Innovation is Encouraged
Teachers at charter schools have the freedom to use various teaching methods if they so choose, and they are actually encouraged to expand their talents and access their creative side in the classroom. This provides individualized learning opportunities for the students.
“One of the biggest benefits is that teachers are often encouraged to think outside the box and are encouraged to be innovative and proactive in their classrooms,” notes Thought Co. “This is in contrast to the belief that many public school teachers are too traditional and rigid.”
When teachers have the freedom to act for their students’ best interests unhindered by the restrictions of the public school system, it’s good for kids. When it’s good for kids, parents take notice.
A Private School Feel
Parents enjoy a private school atmosphere. As noted earlier, 40% of parents would prefer a private school for their kids, making private schools the single most popular school choice in America.
While charter schools don’t fall under the umbrella of “private schools,” they can give off the same vibe. Honest Pros and Cons analyzes this concept. “Although charter schools are funded publicly, they are more independent than neighborhood public schools. This makes it more like private schools, minus the fees. They need to hire licensed teachers and administer state-mandated tests. They can even be closed for under-performance.”
Charter schools are smaller than public schools. Public schools have an average of over 500 students, while charter schools have a national average of 182. Smaller schools and fewer students per classroom cultivate a community connection within the school. An attractive aspect to students and parents alike, charter schools foster a close-knit atmosphere, presenting families with the private school environment many parents covet.
Charter schools’ very existence relies on their ability to maintain specific standards. The local public school may or may not meet certain requirements, and if it fails, it remains in business. Meanwhile, charter schools must continue to succeed or face closure.
“There is no central body regulating charter schools, hence they are not strictly regulated,” the World Scholarship Forum explains. “They are independently run and must meet the standards set in their ‘charter.’ It is by meeting these standards that they are able to secure funding to operate. Thus, they must maintain standards as rigorous (if not more rigorous) as public schools.”
This strict adherence to specific standards is an attractive quality to parents.
A noticeable positive that charter schools offer is school choice. While private schooling or homeschooling aren’t a possibility for some families, they might not view the local public school as a good option, either. Charter schools give parents another alternative and allow students to excel in an environment that a public school doesn’t offer.
“This is probably the most powerful and compelling argument for charter schools. Even in communities that have excellent public schools, the educational options are not fitted for everyone,” ConnectUs explores this aspect of charter schools. “It is important to note that a neighborhood school is not necessarily a good environment for every child because it may be too academically ambitious or not ambitious enough, too big or too small or prone to a peer group that might be problematic.”
Their Popularity is Growing

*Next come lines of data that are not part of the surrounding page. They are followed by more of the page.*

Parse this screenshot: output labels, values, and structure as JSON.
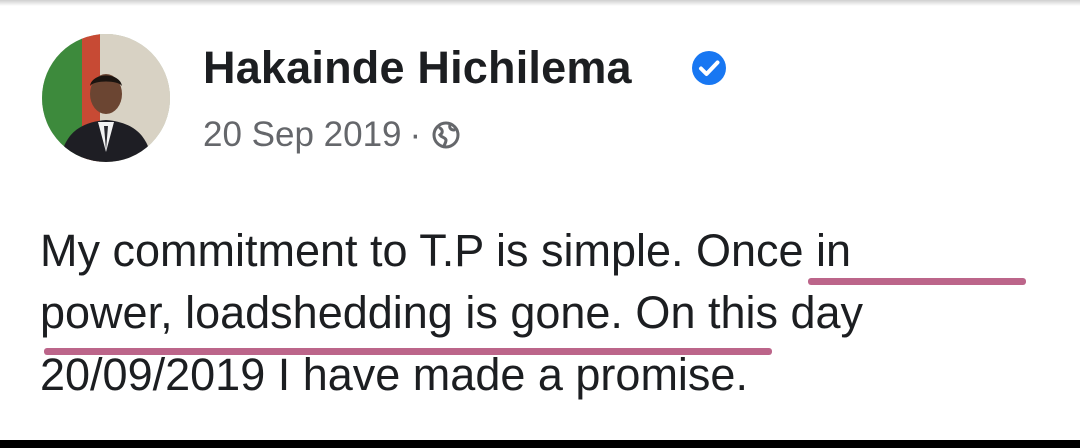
{
  "post": {
    "author": "Hakainde Hichilema",
    "date": "20 Sep 2019",
    "separator": "·",
    "audience_icon": "globe-icon",
    "verified_icon": "verified-badge-icon",
    "body_lines": [
      "My commitment to T.P is simple. Once in",
      "power, loadshedding is gone. On this day",
      "20/09/2019 I have made a promise."
    ]
  },
  "colors": {
    "verified": "#1877f2",
    "underline": "#b5547d",
    "meta_text": "#65676b"
  }
}
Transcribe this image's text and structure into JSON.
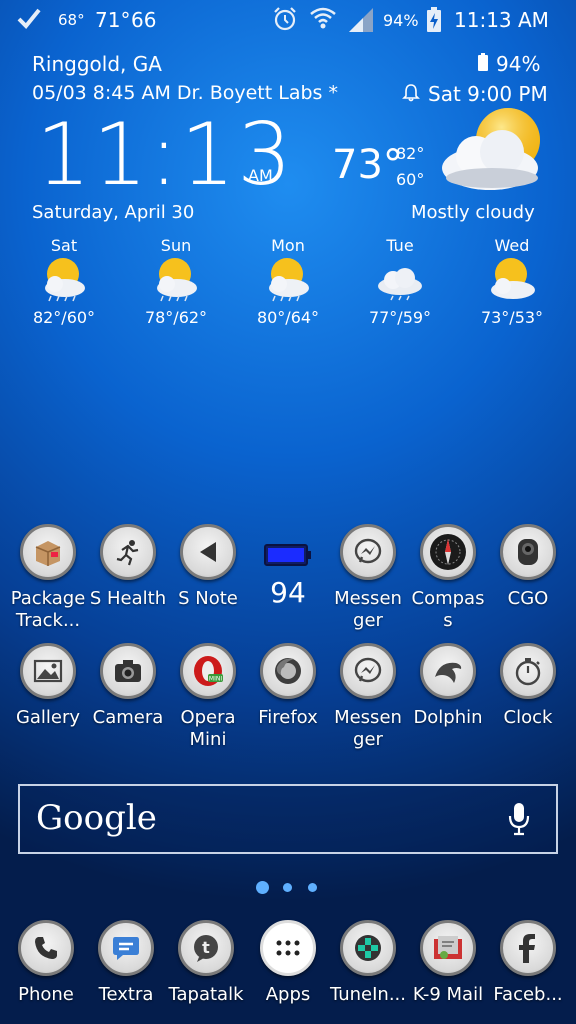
{
  "status_bar": {
    "temp1": "68°",
    "temp2": "71°",
    "count": "66",
    "battery_percent": "94%",
    "time": "11:13 AM"
  },
  "widget": {
    "location": "Ringgold, GA",
    "event": "05/03 8:45 AM Dr. Boyett Labs *",
    "battery": "94%",
    "alarm": "Sat 9:00 PM",
    "clock_time": "11:13",
    "clock_ampm": "AM",
    "date": "Saturday, April 30",
    "current_temp": "73°",
    "high": "82°",
    "low": "60°",
    "condition": "Mostly cloudy",
    "forecast": [
      {
        "day": "Sat",
        "temps": "82°/60°",
        "icon": "partly-cloudy-rain-icon"
      },
      {
        "day": "Sun",
        "temps": "78°/62°",
        "icon": "partly-cloudy-rain-icon"
      },
      {
        "day": "Mon",
        "temps": "80°/64°",
        "icon": "partly-cloudy-rain-icon"
      },
      {
        "day": "Tue",
        "temps": "77°/59°",
        "icon": "cloud-rain-icon"
      },
      {
        "day": "Wed",
        "temps": "73°/53°",
        "icon": "partly-cloudy-icon"
      }
    ]
  },
  "battery_widget": {
    "value": "94"
  },
  "apps": {
    "row1": [
      {
        "label": "Package\nTrack...",
        "icon": "package-icon"
      },
      {
        "label": "S Health",
        "icon": "running-person-icon"
      },
      {
        "label": "S Note",
        "icon": "pen-arrow-icon"
      },
      {
        "label": "Messen\nger",
        "icon": "messenger-icon"
      },
      {
        "label": "Compas\ns",
        "icon": "compass-icon"
      },
      {
        "label": "CGO",
        "icon": "camera-lens-icon"
      }
    ],
    "row2": [
      {
        "label": "Gallery",
        "icon": "gallery-icon"
      },
      {
        "label": "Camera",
        "icon": "camera-icon"
      },
      {
        "label": "Opera\nMini",
        "icon": "opera-mini-icon"
      },
      {
        "label": "Firefox",
        "icon": "firefox-icon"
      },
      {
        "label": "Messen\nger",
        "icon": "messenger-icon"
      },
      {
        "label": "Dolphin",
        "icon": "dolphin-icon"
      },
      {
        "label": "Clock",
        "icon": "stopwatch-icon"
      }
    ]
  },
  "search": {
    "logo": "Google",
    "mic_icon": "microphone-icon"
  },
  "page_indicator": {
    "pages": 3,
    "active": 0
  },
  "dock": [
    {
      "label": "Phone",
      "icon": "phone-icon"
    },
    {
      "label": "Textra",
      "icon": "chat-bubble-icon"
    },
    {
      "label": "Tapatalk",
      "icon": "tapatalk-icon"
    },
    {
      "label": "Apps",
      "icon": "apps-grid-icon"
    },
    {
      "label": "TuneIn...",
      "icon": "tunein-icon"
    },
    {
      "label": "K-9 Mail",
      "icon": "k9-mail-icon"
    },
    {
      "label": "Faceb...",
      "icon": "facebook-icon"
    }
  ],
  "colors": {
    "sun": "#f6c11d",
    "accent_dot": "#5fb0ff",
    "battery": "#1b2cff"
  }
}
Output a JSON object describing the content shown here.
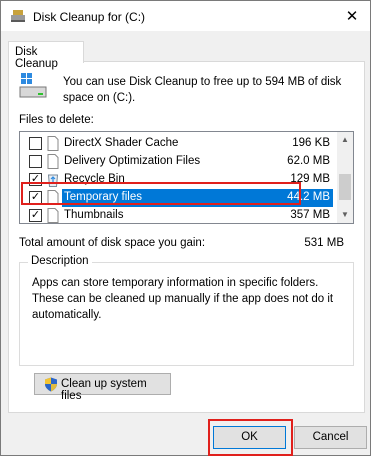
{
  "window": {
    "title": "Disk Cleanup for  (C:)",
    "close_glyph": "✕"
  },
  "tab": {
    "label": "Disk Cleanup"
  },
  "intro": {
    "text": "You can use Disk Cleanup to free up to 594 MB of disk space on  (C:)."
  },
  "files": {
    "label": "Files to delete:",
    "rows": [
      {
        "name": "DirectX Shader Cache",
        "size": "196 KB",
        "checked": false,
        "icon": "file-icon"
      },
      {
        "name": "Delivery Optimization Files",
        "size": "62.0 MB",
        "checked": false,
        "icon": "file-icon"
      },
      {
        "name": "Recycle Bin",
        "size": "129 MB",
        "checked": true,
        "icon": "recycle-bin-icon"
      },
      {
        "name": "Temporary files",
        "size": "44.2 MB",
        "checked": true,
        "icon": "file-icon",
        "selected": true
      },
      {
        "name": "Thumbnails",
        "size": "357 MB",
        "checked": true,
        "icon": "file-icon"
      }
    ],
    "check_glyph": "✓"
  },
  "total": {
    "label": "Total amount of disk space you gain:",
    "value": "531 MB"
  },
  "description": {
    "title": "Description",
    "text": "Apps can store temporary information in specific folders. These can be cleaned up manually if the app does not do it automatically."
  },
  "buttons": {
    "cleanup": "Clean up system files",
    "ok": "OK",
    "cancel": "Cancel"
  },
  "colors": {
    "selection": "#0078d7",
    "highlight_box": "#e0201c"
  }
}
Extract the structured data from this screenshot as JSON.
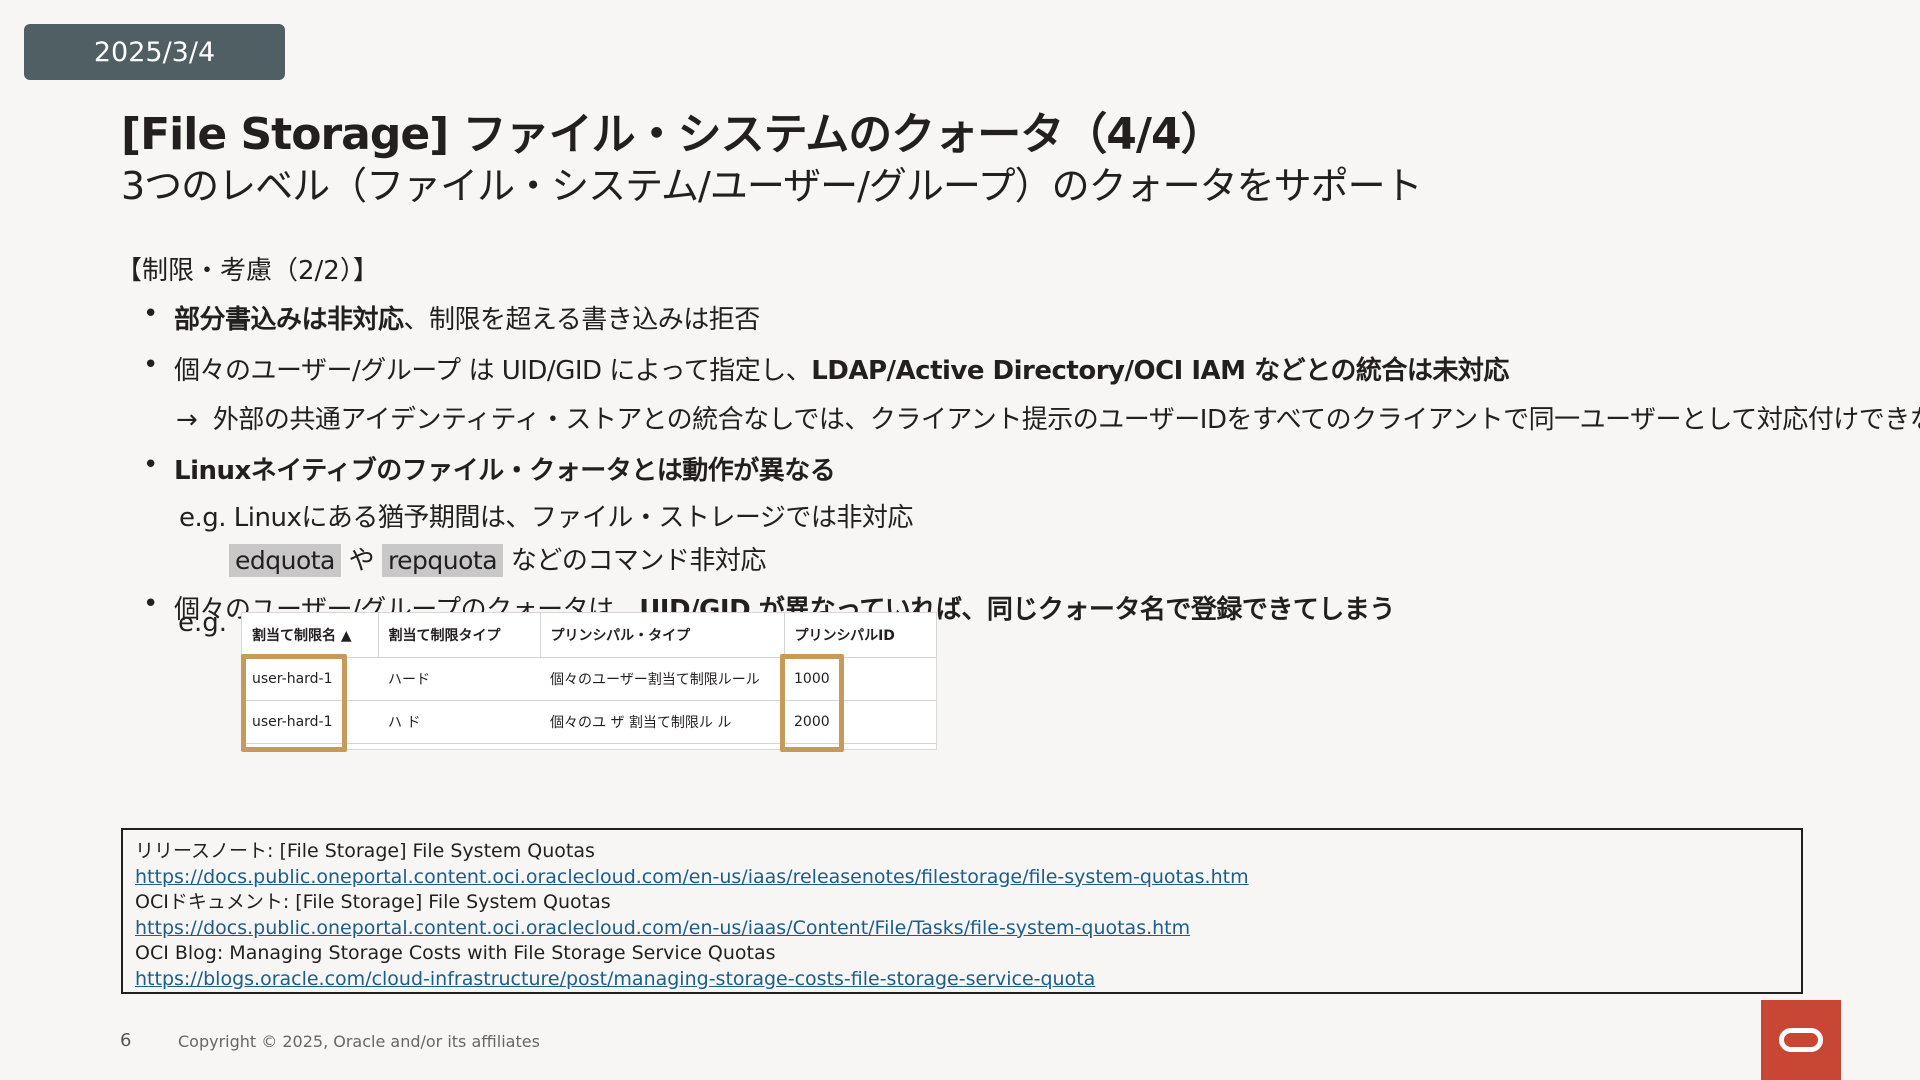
{
  "date": "2025/3/4",
  "title": "[File Storage] ファイル・システムのクォータ（4/4）",
  "subtitle": "3つのレベル（ファイル・システム/ユーザー/グループ）のクォータをサポート",
  "section_heading": "【制限・考慮（2/2）】",
  "bullets": {
    "b1_bold": "部分書込みは非対応",
    "b1_rest": "、制限を超える書き込みは拒否",
    "b2_text": "個々のユーザー/グループ は UID/GID によって指定し、",
    "b2_bold": "LDAP/Active Directory/OCI IAM などとの統合は未対応",
    "b2_arrow": "→",
    "b2_sub": "外部の共通アイデンティティ・ストアとの統合なしでは、クライアント提示のユーザーIDをすべてのクライアントで同一ユーザーとして対応付けできない",
    "b3_bold": "Linuxネイティブのファイル・クォータとは動作が異なる",
    "b3_eg": "e.g. Linuxにある猶予期間は、ファイル・ストレージでは非対応",
    "b3_cmd1": "edquota",
    "b3_ya": "や",
    "b3_cmd2": "repquota",
    "b3_cmd_rest": "などのコマンド非対応",
    "b4_text": "個々のユーザー/グループのクォータは、",
    "b4_bold": "UID/GID が異なっていれば、同じクォータ名で登録できてしまう",
    "b4_eg": "e.g."
  },
  "table": {
    "headers": [
      "割当て制限名 ▲",
      "割当て制限タイプ",
      "プリンシパル・タイプ",
      "プリンシパルID"
    ],
    "rows": [
      [
        "user-hard-1",
        "ハード",
        "個々のユーザー割当て制限ルール",
        "1000"
      ],
      [
        "user-hard-1",
        "ハ  ド",
        "個々のユ  ザ  割当て制限ル  ル",
        "2000"
      ]
    ],
    "highlight_color": "#c89a5a"
  },
  "references": {
    "release_notes_label": "リリースノート: [File Storage] File System Quotas",
    "release_notes_url": "https://docs.public.oneportal.content.oci.oraclecloud.com/en-us/iaas/releasenotes/filestorage/file-system-quotas.htm",
    "docs_label": "OCIドキュメント: [File Storage] File System Quotas",
    "docs_url": "https://docs.public.oneportal.content.oci.oraclecloud.com/en-us/iaas/Content/File/Tasks/file-system-quotas.htm",
    "blog_label": "OCI Blog: Managing Storage Costs with File Storage Service Quotas",
    "blog_url": "https://blogs.oracle.com/cloud-infrastructure/post/managing-storage-costs-file-storage-service-quota"
  },
  "footer": {
    "page_number": "6",
    "copyright": "Copyright © 2025, Oracle and/or its affiliates"
  },
  "colors": {
    "date_badge": "#4f5f63",
    "logo": "#c74634",
    "link": "#1b5e8a"
  }
}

There is no doubt that charter schools have been gaining support, and that support continues to grow. As dissatisfaction with the public school system forces parents to rethink their children’s educational options, school choice is becoming increasingly important.
Charter schools have become the new hope of many American families.